Used an iPhone? Ever? Really? Suuuuuuuure.... then you'd know that there is a power button on the top... just like on the iPad and iPod (touch, nano, but not classic), that you can use to turn it off. In fact I've used mine very successfully on a number of occasions. Sure its not a "big red" power off button, but I think you'll find that most devices don't have those now... nope just checked my 2 laptops - different non-standard power buttons on those. Oh wait, yeah my xbox one is green, the wii is yellow and the PS3 one is black. Yep nice and standard there too....
Get a grip and whine about things that dont show you up to be anti-<insert company name here>. **sigh**
On 10% of browsers, advertisements will crash your homepage. We're one step closer to an ad-free internet! The next step? Make it 100% of browsers, and deprecate the SMTP protocol.
...nothing else. If this is how Apple wants to drum up their nonexisting iAd revenues then they are banking on the stupidest advertisers only, I think.
As a side note I think Apple has no clue about mobile ad business - they have learned this the hard way during the past year: after big introduction last year it didn't get a single mention at WWDC so it's obviously a huge flop (Steve "Freedom from Porn" Jobs never admits errors.)
Moreover I don't think they actually like his ad-based ecosystem at all - it eats into their super-profitable wallet garden App Store sales. Witness this as new Mail was introduced with "No ads" as a feature and even the Puritan-In-Chief proudly reaffirmed their anti-ad stance:
“No ads,” he boasted. “We build products that we want for ourselves, too, and we just don’t want ads.”
I have a free app in the store, uses both iAd and adMob. iAd brings in more money, even with a lower fill rate (which makes the customers happy)
The "No ads" policy on Apple's services is just a reflection of how they've always worked. Have you ever seen them advertising for others on their machines? Crappy trialware? Stickers? Nope.
I doubt Apple will open WebGL up for general use. It will open iOS up to apps and games that aren't controlled and taxed by the App Store.
iAds generates revenue for Apple, so they get access to the 3D hardware while everyone else who hasn't paid the 30% tax do not.
As for the potential security issues surrounding WebGL, it honestly is a load of crap. Any API exposed by a browser should be hardened against abuse and malfunction by being inside the browsers security system. For example, the WebGL API calls should be checked then passed on to the OS native 3D system, not blindly handed off.
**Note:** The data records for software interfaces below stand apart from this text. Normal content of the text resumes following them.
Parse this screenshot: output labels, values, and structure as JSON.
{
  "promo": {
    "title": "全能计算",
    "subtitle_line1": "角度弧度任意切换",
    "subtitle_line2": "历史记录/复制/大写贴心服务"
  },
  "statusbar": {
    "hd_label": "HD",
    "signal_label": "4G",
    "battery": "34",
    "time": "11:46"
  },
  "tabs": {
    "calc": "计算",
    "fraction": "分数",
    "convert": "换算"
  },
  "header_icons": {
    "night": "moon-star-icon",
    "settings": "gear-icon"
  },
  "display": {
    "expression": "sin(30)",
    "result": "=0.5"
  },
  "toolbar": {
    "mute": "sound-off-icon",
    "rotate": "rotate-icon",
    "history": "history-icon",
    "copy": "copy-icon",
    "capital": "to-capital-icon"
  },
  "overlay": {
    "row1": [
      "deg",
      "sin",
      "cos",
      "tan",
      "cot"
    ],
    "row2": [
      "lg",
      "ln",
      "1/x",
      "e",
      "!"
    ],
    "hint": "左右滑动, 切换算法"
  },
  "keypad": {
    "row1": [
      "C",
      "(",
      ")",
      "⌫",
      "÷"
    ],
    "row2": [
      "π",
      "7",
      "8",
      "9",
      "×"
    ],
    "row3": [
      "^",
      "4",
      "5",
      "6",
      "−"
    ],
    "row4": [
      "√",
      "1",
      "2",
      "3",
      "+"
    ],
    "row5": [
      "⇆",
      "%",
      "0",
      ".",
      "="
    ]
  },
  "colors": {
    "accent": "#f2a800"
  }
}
It is a browser, it's expected to be secure before fast.
Recommended reading before spouting off nonsense:
Security's an issue, but there's no avoiding the convenience for restricting functionality.
I'll warrant it has less to do with security, and more to do with cannibalisation of App Store sales.
With Facebook expected to kick off it's own app store for iOS, using web apps, Apple will be all to aware that they can't control every possible ecosystem, so they'll do everything they can to reduce the flexibility of web-based apps and games.
So they can compete with Flash ads on other systems...
That'll be way less annoying than Flash pop-ups.
OTOH all mobile browser I have tested on my Xperia had popup-blockers enabled by default.